I don't think you need a special tutorial here. The core of the most basic GUI consists of managing a list of rectangular objects that represent windows, buttons, pictures, textboxes, etc.
Every rectangular object like that has its x- and y-coordinates and dimensions (width and height). It also has a z (depth) coordinate that tells what objects are below it (their z's are smaller) and what objects are above it (their z's are greater).
Every rectangular object also has a pointer to its parent and to its children. This makes it easy to compose arbitrarily complex windows of smaller and simpler rect. objects. For example, when you grab a window and move it, using these parent/children pointers you can move all objects. Or, if the outer object receives an event, it can forward it to its inner children for handling and vice versa.
When it comes to rendering all these rectangular objects, some of which can be partially or fully obscured by others, the most important thing is to figure out which of all the objects are visible, invisible and partially visible because you don't want to do a lot of unnecessary work. To efficiently draw objects you want to draw every pixel at most once (always or most of the time). In addition to the rectangle-intersecting/subdividing code that'll be needed, this also suggests that every object know how to draw any arbitrary rectangular portion of itself efficiently. This is most trivial for solid-color objects. For pictures it's more or less straightforward (unless you want to have image scaling and color reduction/transformation in-place). For text and vector objects it's hardest.

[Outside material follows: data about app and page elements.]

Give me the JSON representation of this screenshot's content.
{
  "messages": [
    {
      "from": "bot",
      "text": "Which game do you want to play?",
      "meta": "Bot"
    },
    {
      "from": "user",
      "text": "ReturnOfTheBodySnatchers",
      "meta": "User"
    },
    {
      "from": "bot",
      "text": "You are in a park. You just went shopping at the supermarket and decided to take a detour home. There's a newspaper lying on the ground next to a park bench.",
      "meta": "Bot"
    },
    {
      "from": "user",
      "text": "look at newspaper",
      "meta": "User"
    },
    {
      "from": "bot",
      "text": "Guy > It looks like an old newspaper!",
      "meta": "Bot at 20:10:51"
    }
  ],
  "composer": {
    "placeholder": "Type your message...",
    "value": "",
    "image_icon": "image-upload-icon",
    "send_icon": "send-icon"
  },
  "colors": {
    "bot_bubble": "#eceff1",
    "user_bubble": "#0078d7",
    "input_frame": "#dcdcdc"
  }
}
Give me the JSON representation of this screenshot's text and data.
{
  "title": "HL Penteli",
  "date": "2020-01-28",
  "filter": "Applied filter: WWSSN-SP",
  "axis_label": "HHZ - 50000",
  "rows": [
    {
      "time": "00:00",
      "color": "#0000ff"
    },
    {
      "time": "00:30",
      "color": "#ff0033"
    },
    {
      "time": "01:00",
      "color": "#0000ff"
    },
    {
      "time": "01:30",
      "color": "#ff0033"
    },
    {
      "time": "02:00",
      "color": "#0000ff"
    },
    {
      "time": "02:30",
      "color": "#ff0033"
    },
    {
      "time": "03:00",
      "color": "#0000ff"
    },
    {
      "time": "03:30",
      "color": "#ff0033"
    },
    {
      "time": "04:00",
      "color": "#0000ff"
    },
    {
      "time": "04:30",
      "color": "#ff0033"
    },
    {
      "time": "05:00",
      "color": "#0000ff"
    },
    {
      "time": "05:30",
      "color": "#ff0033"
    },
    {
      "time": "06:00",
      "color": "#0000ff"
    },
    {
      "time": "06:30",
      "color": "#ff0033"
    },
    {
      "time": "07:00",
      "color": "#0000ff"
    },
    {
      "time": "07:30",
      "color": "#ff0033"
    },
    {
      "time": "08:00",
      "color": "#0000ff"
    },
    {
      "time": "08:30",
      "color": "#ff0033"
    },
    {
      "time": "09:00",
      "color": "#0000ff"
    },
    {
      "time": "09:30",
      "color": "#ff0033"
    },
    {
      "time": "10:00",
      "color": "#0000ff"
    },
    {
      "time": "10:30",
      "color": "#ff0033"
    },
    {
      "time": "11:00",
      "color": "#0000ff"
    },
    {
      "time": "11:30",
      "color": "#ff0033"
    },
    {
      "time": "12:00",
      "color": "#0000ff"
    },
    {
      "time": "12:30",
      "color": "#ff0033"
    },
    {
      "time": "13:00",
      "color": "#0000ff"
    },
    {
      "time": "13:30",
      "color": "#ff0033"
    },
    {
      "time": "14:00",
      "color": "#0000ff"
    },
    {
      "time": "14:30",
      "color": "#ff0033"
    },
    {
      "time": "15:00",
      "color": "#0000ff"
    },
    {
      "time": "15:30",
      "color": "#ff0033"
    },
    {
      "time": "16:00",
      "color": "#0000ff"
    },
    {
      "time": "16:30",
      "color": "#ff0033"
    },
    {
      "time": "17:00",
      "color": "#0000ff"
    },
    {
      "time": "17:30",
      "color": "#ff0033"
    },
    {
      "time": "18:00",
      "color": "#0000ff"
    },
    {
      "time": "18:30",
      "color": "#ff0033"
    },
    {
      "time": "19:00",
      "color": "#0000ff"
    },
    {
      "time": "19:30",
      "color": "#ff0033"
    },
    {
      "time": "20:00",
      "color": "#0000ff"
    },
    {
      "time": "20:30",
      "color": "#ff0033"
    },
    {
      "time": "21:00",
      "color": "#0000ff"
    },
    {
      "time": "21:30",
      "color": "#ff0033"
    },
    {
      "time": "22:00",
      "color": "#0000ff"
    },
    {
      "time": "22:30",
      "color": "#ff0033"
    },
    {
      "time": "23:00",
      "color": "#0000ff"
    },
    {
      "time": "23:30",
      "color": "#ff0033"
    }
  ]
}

You can even compose your mouse pointer object out of small rectangular objects and have it drawn and redrawn by the same code as for all other objects. Just make sure the pointer's z (depth) coordinate is such that the pointer is always on top of all other objects.
That's the general idea.